(Stored items)
_____

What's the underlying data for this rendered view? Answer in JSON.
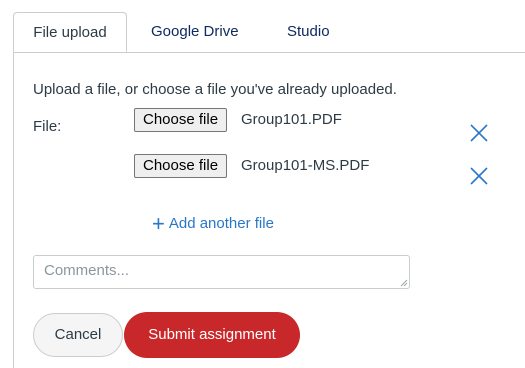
{
  "tabs": [
    {
      "label": "File upload",
      "active": true
    },
    {
      "label": "Google Drive",
      "active": false
    },
    {
      "label": "Studio",
      "active": false
    }
  ],
  "upload": {
    "instructions": "Upload a file, or choose a file you've already uploaded.",
    "file_label": "File:",
    "files": [
      {
        "button_label": "Choose file",
        "file_name": "Group101.PDF",
        "remove_icon": "close-x-icon"
      },
      {
        "button_label": "Choose file",
        "file_name": "Group101-MS.PDF",
        "remove_icon": "close-x-icon"
      }
    ],
    "add_another_label": "Add another file",
    "add_icon": "plus-icon"
  },
  "comments": {
    "placeholder": "Comments...",
    "value": ""
  },
  "actions": {
    "cancel_label": "Cancel",
    "submit_label": "Submit assignment"
  },
  "colors": {
    "accent_blue": "#2a77c9",
    "tab_link": "#0e2a61",
    "submit_red": "#c9282a",
    "border": "#c7cdd1",
    "text": "#2d3b45"
  }
}
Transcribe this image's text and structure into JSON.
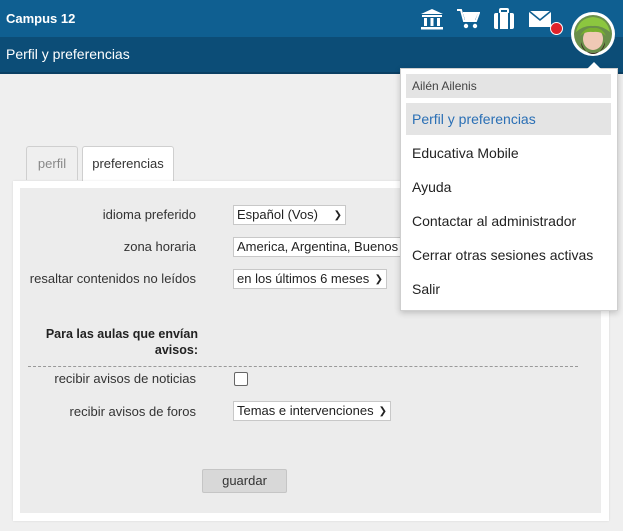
{
  "header": {
    "brand": "Campus 12",
    "subtitle": "Perfil y preferencias",
    "icons": [
      "institution-icon",
      "cart-icon",
      "briefcase-icon",
      "mail-icon"
    ],
    "accent_color": "#0f5f91",
    "subbar_color": "#0c4d77",
    "notification_color": "#e0222a"
  },
  "tabs": [
    {
      "label": "perfil",
      "active": false
    },
    {
      "label": "preferencias",
      "active": true
    }
  ],
  "form": {
    "language": {
      "label": "idioma preferido",
      "value": "Español (Vos)"
    },
    "timezone": {
      "label": "zona horaria",
      "value": "America, Argentina, Buenos Aires"
    },
    "unread": {
      "label": "resaltar contenidos no leídos",
      "value": "en los últimos 6 meses"
    },
    "section_title": "Para las aulas que envían avisos:",
    "news": {
      "label": "recibir avisos de noticias",
      "checked": false
    },
    "forums": {
      "label": "recibir avisos de foros",
      "value": "Temas e intervenciones"
    },
    "save_label": "guardar"
  },
  "user_menu": {
    "user_name": "Ailén Ailenis",
    "items": [
      {
        "label": "Perfil y preferencias",
        "active": true
      },
      {
        "label": "Educativa Mobile",
        "active": false
      },
      {
        "label": "Ayuda",
        "active": false
      },
      {
        "label": "Contactar al administrador",
        "active": false
      },
      {
        "label": "Cerrar otras sesiones activas",
        "active": false
      },
      {
        "label": "Salir",
        "active": false
      }
    ]
  }
}
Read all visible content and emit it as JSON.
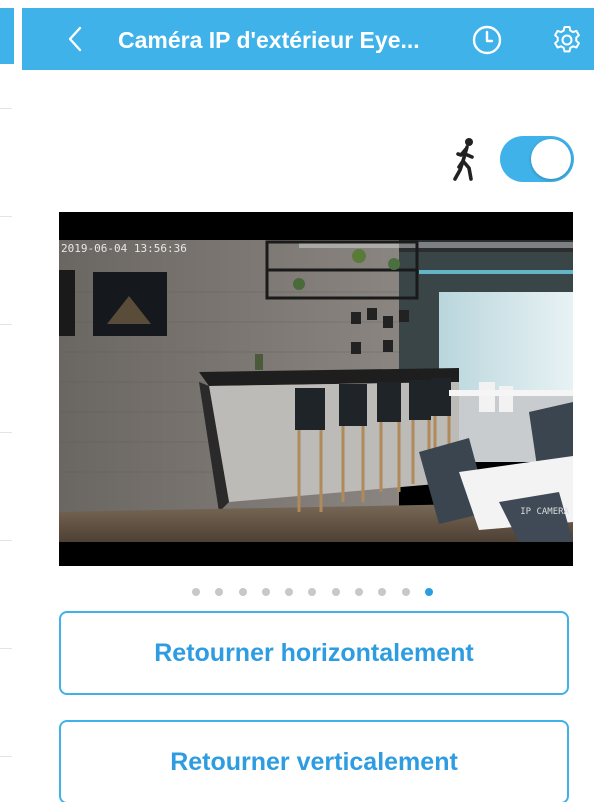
{
  "header": {
    "title": "Caméra IP d'extérieur Eye...",
    "back_icon": "chevron-left-icon",
    "history_icon": "clock-icon",
    "settings_icon": "gear-icon"
  },
  "motion_detection": {
    "icon": "walking-person-icon",
    "enabled": true
  },
  "camera_feed": {
    "timestamp": "2019-06-04 13:56:36",
    "label": "IP CAMERA"
  },
  "pager": {
    "total": 11,
    "active_index": 10
  },
  "actions": {
    "flip_horizontal_label": "Retourner horizontalement",
    "flip_vertical_label": "Retourner verticalement"
  },
  "colors": {
    "accent": "#3fb2ea",
    "button_text": "#2d9ce0",
    "dot_inactive": "#c8c8c8"
  }
}
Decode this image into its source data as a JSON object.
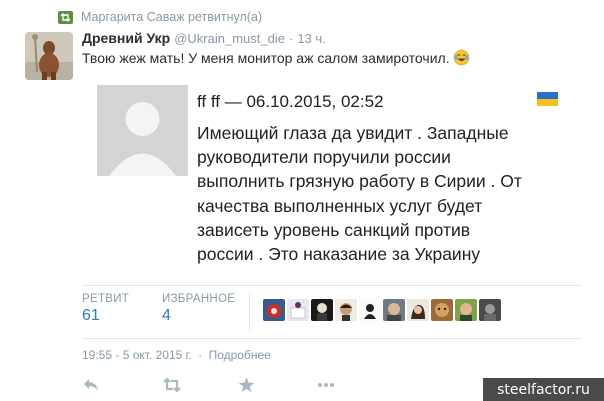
{
  "retweet": {
    "text": "Маргарита Саваж ретвитнул(а)",
    "icon": "retweet-icon",
    "color": "#5c913b"
  },
  "tweet": {
    "fullname": "Древний Укр",
    "username": "@Ukrain_must_die",
    "separator": "·",
    "time": "13 ч.",
    "text": "Твою жеж мать! У меня монитор аж салом замироточил.",
    "emoji": "face-with-tears-of-joy-icon"
  },
  "embedded": {
    "author_line": "ff ff — 06.10.2015, 02:52",
    "flag": "ukraine-flag-icon",
    "lines": [
      "Имеющий глаза да увидит . Западные",
      "руководители поручили россии",
      "выполнить грязную работу в Сирии . От",
      "качества выполненных услуг будет",
      "зависеть уровень санкций против",
      "россии . Это наказание за Украину"
    ]
  },
  "stats": {
    "retweets_label": "РЕТВИТ",
    "retweets_value": "61",
    "favorites_label": "ИЗБРАННОЕ",
    "favorites_value": "4"
  },
  "meta": {
    "datetime": "19:55 - 5 окт. 2015 г.",
    "dot": "·",
    "details": "Подробнее"
  },
  "actions": [
    "reply-icon",
    "retweet-icon",
    "favorite-icon",
    "more-icon"
  ],
  "watermark": "steelfactor.ru",
  "colors": {
    "link": "#2b7bb9",
    "muted": "#8899a6",
    "text": "#292f33"
  }
}
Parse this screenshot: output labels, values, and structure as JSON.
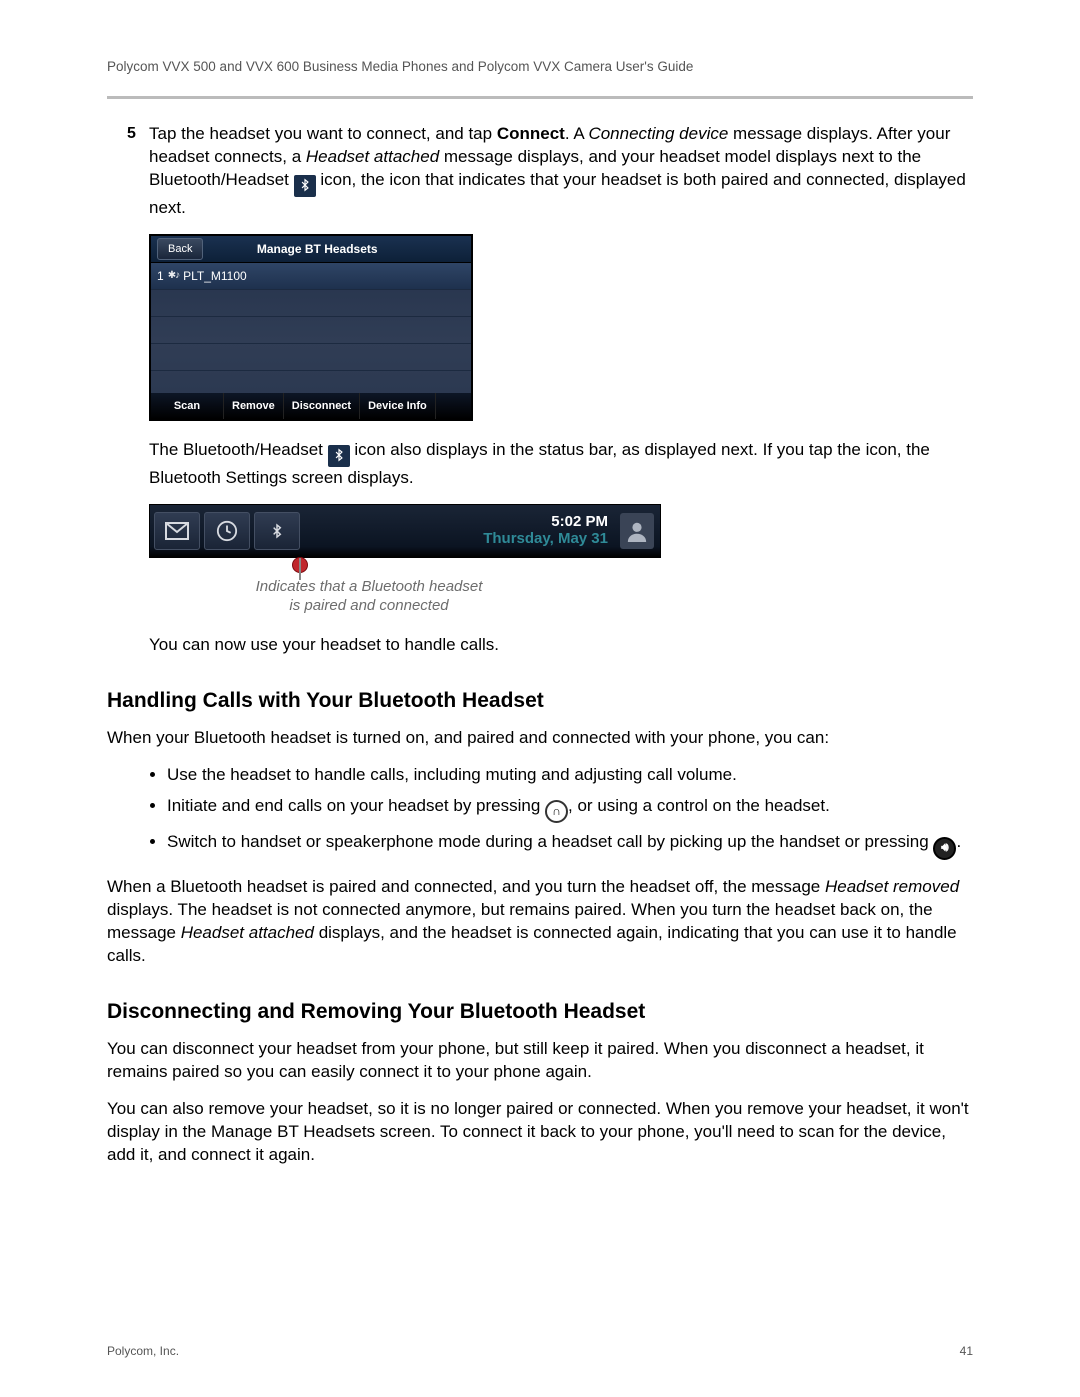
{
  "header": {
    "running_head": "Polycom VVX 500 and VVX 600 Business Media Phones and Polycom VVX Camera User's Guide"
  },
  "step": {
    "num": "5",
    "l1a": "Tap the headset you want to connect, and tap ",
    "l1b_bold": "Connect",
    "l1c": ". A ",
    "l1d_i": "Connecting device",
    "l1e": " message displays. After your headset connects, a ",
    "l1f_i": "Headset attached",
    "l1g": " message displays, and your headset model displays next to the Bluetooth/Headset ",
    "l1h": " icon, the icon that indicates that your headset is both paired and connected, displayed next."
  },
  "bt_screen": {
    "back": "Back",
    "title": "Manage BT Headsets",
    "row_num": "1",
    "row_name": "PLT_M1100",
    "btns": [
      "Scan",
      "Remove",
      "Disconnect",
      "Device Info"
    ]
  },
  "para2a": "The Bluetooth/Headset ",
  "para2b": " icon also displays in the status bar, as displayed next. If you tap the icon, the Bluetooth Settings screen displays.",
  "statusbar": {
    "time": "5:02 PM",
    "date": "Thursday, May 31"
  },
  "caption_l1": "Indicates that a Bluetooth headset",
  "caption_l2": "is paired and connected",
  "para3": "You can now use your headset to handle calls.",
  "h1": "Handling Calls with Your Bluetooth Headset",
  "p_h1": "When your Bluetooth headset is turned on, and paired and connected with your phone, you can:",
  "bul": {
    "a": "Use the headset to handle calls, including muting and adjusting call volume.",
    "b1": "Initiate and end calls on your headset by pressing  ",
    "b2": ", or using a control on the headset.",
    "c1": "Switch to handset or speakerphone mode during a headset call by picking up the handset or pressing  ",
    "c2": "."
  },
  "p_after_a": "When a Bluetooth headset is paired and connected, and you turn the headset off, the message ",
  "p_after_b_i": "Headset removed",
  "p_after_c": " displays. The headset is not connected anymore, but remains paired. When you turn the headset back on, the message ",
  "p_after_d_i": "Headset attached",
  "p_after_e": " displays, and the headset is connected again, indicating that you can use it to handle calls.",
  "h2": "Disconnecting and Removing Your Bluetooth Headset",
  "p_disc1": "You can disconnect your headset from your phone, but still keep it paired. When you disconnect a headset, it remains paired so you can easily connect it to your phone again.",
  "p_disc2": "You can also remove your headset, so it is no longer paired or connected. When you remove your headset, it won't display in the Manage BT Headsets screen. To connect it back to your phone, you'll need to scan for the device, add it, and connect it again.",
  "footer": {
    "left": "Polycom, Inc.",
    "right": "41"
  }
}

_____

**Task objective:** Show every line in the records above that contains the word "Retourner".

**Expected output:**
    "flip_horizontal_label": "Retourner horizontalement",
    "flip_vertical_label": "Retourner verticalement"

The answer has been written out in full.